Entries from a dataset of interfaces
== == ==
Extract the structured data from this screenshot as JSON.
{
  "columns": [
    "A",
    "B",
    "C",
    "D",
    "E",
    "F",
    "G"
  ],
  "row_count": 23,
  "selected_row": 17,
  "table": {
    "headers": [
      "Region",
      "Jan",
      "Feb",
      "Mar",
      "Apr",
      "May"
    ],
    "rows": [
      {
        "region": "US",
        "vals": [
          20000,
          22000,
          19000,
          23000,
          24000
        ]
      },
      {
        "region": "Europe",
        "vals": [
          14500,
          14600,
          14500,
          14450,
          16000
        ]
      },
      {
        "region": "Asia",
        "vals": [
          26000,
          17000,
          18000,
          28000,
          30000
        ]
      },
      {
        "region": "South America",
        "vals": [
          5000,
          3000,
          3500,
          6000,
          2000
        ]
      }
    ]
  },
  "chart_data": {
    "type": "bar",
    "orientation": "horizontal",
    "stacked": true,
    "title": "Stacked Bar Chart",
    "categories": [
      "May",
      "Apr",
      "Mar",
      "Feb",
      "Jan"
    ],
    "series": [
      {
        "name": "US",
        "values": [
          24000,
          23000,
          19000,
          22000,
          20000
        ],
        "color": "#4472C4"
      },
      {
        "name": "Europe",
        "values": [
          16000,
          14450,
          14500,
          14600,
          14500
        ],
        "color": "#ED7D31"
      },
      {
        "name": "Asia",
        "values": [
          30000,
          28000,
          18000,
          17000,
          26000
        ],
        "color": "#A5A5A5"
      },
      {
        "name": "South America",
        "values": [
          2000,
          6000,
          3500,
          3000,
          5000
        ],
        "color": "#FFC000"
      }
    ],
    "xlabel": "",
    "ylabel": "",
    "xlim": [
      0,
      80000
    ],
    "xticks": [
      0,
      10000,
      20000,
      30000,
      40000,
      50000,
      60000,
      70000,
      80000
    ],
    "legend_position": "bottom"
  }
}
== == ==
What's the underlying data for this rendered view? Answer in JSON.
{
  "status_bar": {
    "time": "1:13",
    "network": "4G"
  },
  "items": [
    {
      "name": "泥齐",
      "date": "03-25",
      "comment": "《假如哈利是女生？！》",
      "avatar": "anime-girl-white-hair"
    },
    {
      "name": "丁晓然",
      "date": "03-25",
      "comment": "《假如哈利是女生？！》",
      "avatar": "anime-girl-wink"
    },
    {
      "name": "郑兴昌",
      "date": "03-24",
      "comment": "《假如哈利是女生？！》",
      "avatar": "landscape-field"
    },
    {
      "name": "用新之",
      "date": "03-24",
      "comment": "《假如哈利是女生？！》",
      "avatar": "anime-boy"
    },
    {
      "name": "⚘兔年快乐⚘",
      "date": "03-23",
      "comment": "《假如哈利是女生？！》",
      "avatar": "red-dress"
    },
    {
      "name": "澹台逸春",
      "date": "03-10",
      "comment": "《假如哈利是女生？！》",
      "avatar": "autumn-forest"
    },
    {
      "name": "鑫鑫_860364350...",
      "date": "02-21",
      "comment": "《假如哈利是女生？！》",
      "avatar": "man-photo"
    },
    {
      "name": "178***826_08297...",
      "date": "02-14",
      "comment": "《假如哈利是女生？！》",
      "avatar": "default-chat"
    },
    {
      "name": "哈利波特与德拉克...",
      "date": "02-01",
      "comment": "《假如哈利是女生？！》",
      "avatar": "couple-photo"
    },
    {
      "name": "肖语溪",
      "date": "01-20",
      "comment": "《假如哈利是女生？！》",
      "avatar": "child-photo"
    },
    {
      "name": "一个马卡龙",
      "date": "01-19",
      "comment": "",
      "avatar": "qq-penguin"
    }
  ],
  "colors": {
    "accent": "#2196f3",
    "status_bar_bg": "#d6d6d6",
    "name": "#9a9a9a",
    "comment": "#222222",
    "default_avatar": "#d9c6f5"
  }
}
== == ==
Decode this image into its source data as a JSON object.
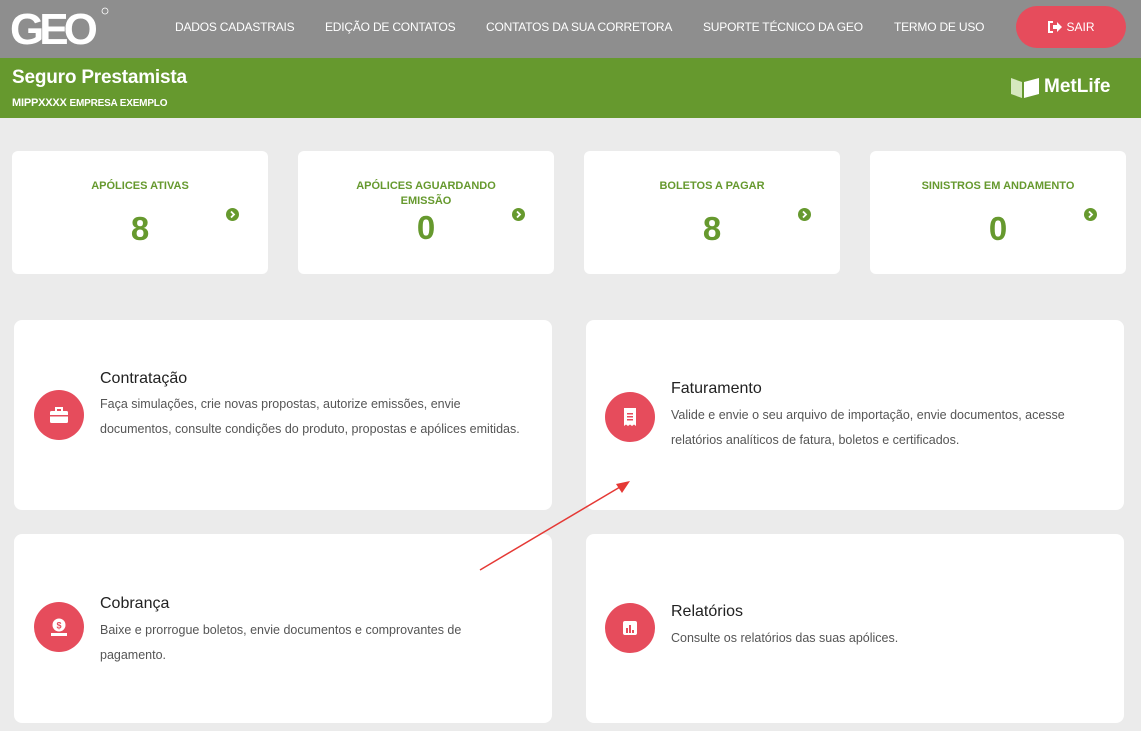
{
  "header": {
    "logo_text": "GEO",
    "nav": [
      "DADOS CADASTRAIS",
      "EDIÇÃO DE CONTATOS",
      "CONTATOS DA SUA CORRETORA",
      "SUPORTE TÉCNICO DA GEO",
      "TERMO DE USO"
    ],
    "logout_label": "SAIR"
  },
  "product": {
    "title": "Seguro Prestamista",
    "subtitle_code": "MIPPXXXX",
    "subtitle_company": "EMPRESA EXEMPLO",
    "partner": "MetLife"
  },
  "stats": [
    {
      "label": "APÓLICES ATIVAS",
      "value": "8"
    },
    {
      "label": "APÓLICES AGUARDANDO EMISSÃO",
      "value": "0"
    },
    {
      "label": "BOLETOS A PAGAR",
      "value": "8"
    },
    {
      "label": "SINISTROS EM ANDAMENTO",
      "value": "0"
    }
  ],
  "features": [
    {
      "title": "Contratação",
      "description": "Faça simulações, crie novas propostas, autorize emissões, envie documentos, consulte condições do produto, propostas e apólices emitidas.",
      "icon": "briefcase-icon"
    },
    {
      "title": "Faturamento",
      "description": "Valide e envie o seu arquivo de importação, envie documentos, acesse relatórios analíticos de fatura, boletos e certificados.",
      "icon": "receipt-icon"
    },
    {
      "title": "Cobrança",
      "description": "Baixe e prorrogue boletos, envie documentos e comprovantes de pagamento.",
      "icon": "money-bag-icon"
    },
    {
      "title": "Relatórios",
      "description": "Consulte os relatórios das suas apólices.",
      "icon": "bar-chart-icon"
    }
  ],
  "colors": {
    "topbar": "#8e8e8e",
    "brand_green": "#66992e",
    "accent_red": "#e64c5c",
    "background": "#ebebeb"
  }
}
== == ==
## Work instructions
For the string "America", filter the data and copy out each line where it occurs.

## Task output
        "region": "South America",
        "name": "South America",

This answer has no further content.